Facing third and six from the 17-yard line, Missouri had just called a timeout. The one thing Bazelak can’t do—the ONLY thing—is turn the ball over. A sack isn’t great, but it’s fine. An incomplete pass stops the clock, but doesn’t kill you. Literally the only thing he can’t do is throw an interception. Now, I’ll give the quarterback just a little bit of leeway in asking why his head coach is throwing the ball there to begin with. Your running back is your best player and even if he can’t get six yards the clock runs and you punt the ball and South Carolina has to go probably 60 yards to make it 31-28. But you've got to trust your quarterback that has now started 20 college football games to not do the one thing he can't afford to do. Bazelak threw the pick and South Carolina had to go 14 yards and it took exactly three plays.
And in came Cook.
It was the right move. I don’t think there’s any question about it. But not because Cook can run better than Bazelak, even though he can. It’s because Bazelak has thrown nine interceptions in the last five games he has played against Power Five competition. Yes, he’s a statue who was out there with a hamstring injury and the defense isn’t scared of the run, but the one thing he had done really well through his first 14 starts—not lose you games—is the thing he has started to do in the last six weeks. This was a game you couldn’t lose. And at that time, Eli Drinkwitz didn’t trust his starting quarterback not to lose it.

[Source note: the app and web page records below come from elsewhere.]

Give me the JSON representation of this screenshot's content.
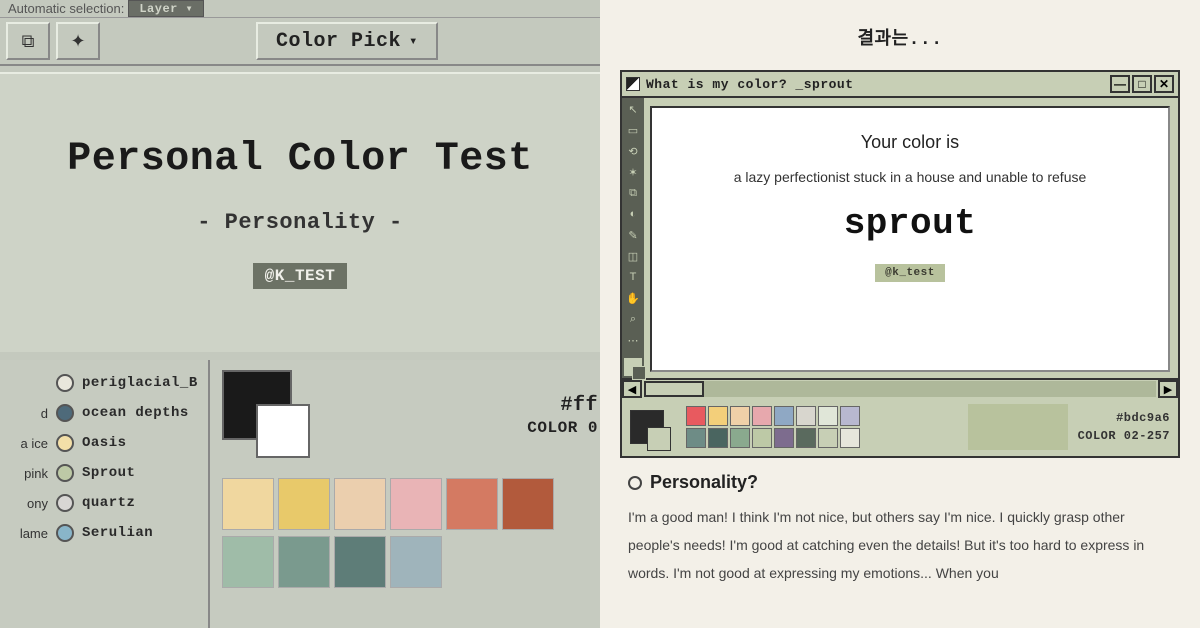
{
  "left": {
    "topbar": {
      "auto_selection": "Automatic selection:",
      "layer_dropdown": "Layer ▾"
    },
    "colorpick_label": "Color Pick",
    "title": "Personal Color Test",
    "subtitle": "- Personality -",
    "tag": "@K_TEST",
    "color_list": [
      {
        "lead": "",
        "label": "periglacial_B",
        "color": "#e9e7dc"
      },
      {
        "lead": "d",
        "label": "ocean depths",
        "color": "#4e6a7a"
      },
      {
        "lead": "a ice",
        "label": "Oasis",
        "color": "#f3dfa8"
      },
      {
        "lead": "pink",
        "label": "Sprout",
        "color": "#bdc9a6"
      },
      {
        "lead": "ony",
        "label": "quartz",
        "color": "#d8d6d4"
      },
      {
        "lead": "lame",
        "label": "Serulian",
        "color": "#89b5c9"
      }
    ],
    "hex_text": "#ff",
    "color_code": "COLOR 0",
    "swatches1": [
      "#f0d79f",
      "#e8c96a",
      "#ebcfae",
      "#e9b4b6",
      "#d47a62",
      "#b25a3c"
    ],
    "swatches2": [
      "#9fbca8",
      "#7a9a8e",
      "#5e7d78",
      "#9fb4bb"
    ]
  },
  "right": {
    "heading": "결과는...",
    "window_title": "What is my color? _sprout",
    "your_color_is": "Your color is",
    "description": "a lazy perfectionist stuck in a house and unable to refuse",
    "color_name": "sprout",
    "chip": "@k_test",
    "hex": "#bdc9a6",
    "color_code": "COLOR 02-257",
    "mini_palette": [
      "#e85a5f",
      "#f3cf7a",
      "#f0d0a8",
      "#e7a8ad",
      "#8fa8c4",
      "#d8d6ce",
      "#e0e6d8",
      "#b8b8d0",
      "#6e8c86",
      "#4a6560",
      "#8aa98e",
      "#bdc9a6",
      "#7d6c8e",
      "#5a6a5e",
      "#c7cfb5",
      "#e6e6dc"
    ],
    "personality_heading": "Personality?",
    "personality_body": "I'm a good man! I think I'm not nice, but others say I'm nice. I quickly grasp other people's needs! I'm good at catching even the details! But it's too hard to express in words. I'm not good at expressing my emotions... When you"
  }
}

Again, that doesn’t mean it’s impossible Bazelak gets his job back next week against Florida. Cook made smart decisions and ran out the final 4:32 of the clock without South Carolina getting to touch the ball again. But he never threw a pass and he didn’t do anything that tells you he should absolutely be Missouri’s starting quarterback going forward.

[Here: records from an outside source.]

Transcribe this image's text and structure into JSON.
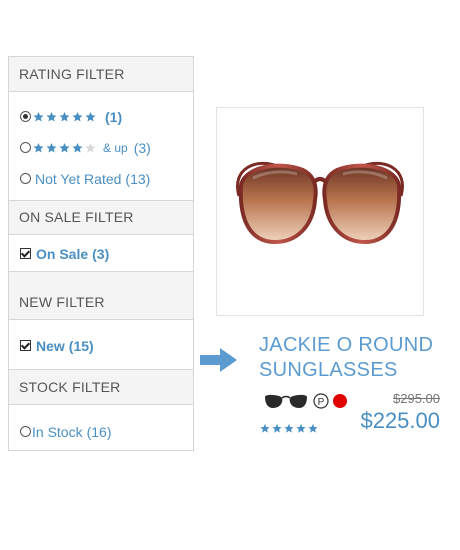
{
  "filters": {
    "rating": {
      "title": "RATING FILTER",
      "options": [
        {
          "count": "(1)",
          "stars": 5,
          "checked": true
        },
        {
          "count": "(3)",
          "stars": 4,
          "and_up": "& up",
          "checked": false
        },
        {
          "label": "Not Yet Rated",
          "count": "(13)",
          "checked": false
        }
      ]
    },
    "sale": {
      "title": "ON SALE FILTER",
      "option": {
        "label": "On Sale",
        "count": "(3)",
        "checked": true
      }
    },
    "new": {
      "title": "NEW FILTER",
      "option": {
        "label": "New",
        "count": "(15)",
        "checked": true
      }
    },
    "stock": {
      "title": "STOCK FILTER",
      "option": {
        "label": "In Stock",
        "count": "(16)",
        "checked": false
      }
    }
  },
  "product": {
    "title_line1": "JACKIE O ROUND",
    "title_line2": "SUNGLASSES",
    "old_price": "$295.00",
    "price": "$225.00",
    "rating_stars": 5,
    "icons": [
      "sunglasses-icon",
      "polarized-p-icon",
      "red-dot-icon"
    ]
  },
  "colors": {
    "accent": "#4a8fc3",
    "title": "#5b9bcf",
    "arrow": "#5b9bcf",
    "red": "#e00000"
  }
}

But Cook did what was asked of him. He didn't beat Missouri. And because of that, I'm not sure Bazelak gets the job back. In the seconds after Drinkwitz made it, the decision to go with Cook looked to me like one you can’t reverse. It looked like one that said the head coach had lost trust in his starting quarterback. All year he’s said he will play the guy who gives him the best chance to win the game. With four-and-a-half minutes to play in a game he absolutely had to win, he no longer thought that guy was Bazelak.

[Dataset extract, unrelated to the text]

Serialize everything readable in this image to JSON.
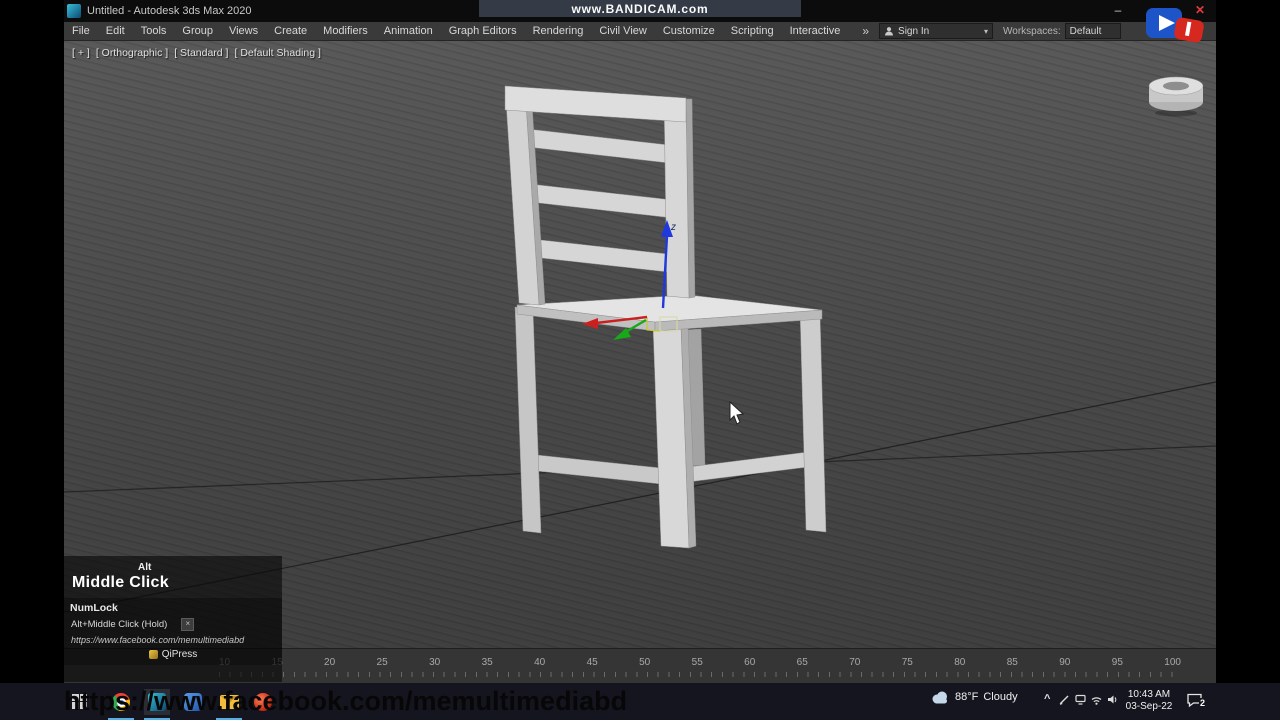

His approach didn’t change when asked about it after the game.
“I’ll sit down tomorrow and evaluate the tape and look at it to see who gives us the best chance to win,” Drinkwitz said. “Who’s playing the best, who gives us the best chance to win.”
All year, that guy has been Bazelak. Drinkwitz has stood by him without wavering. He wavered on Saturday. We can’t say for sure that Bazelak lost the starting job. If he doesn’t start against Florida, we’ll say it for sure. It’s going to be an interesting decision. While fans have wanted a quarterback change for a while, the coach had never agreed. He agreed on Saturday. And that changes everything.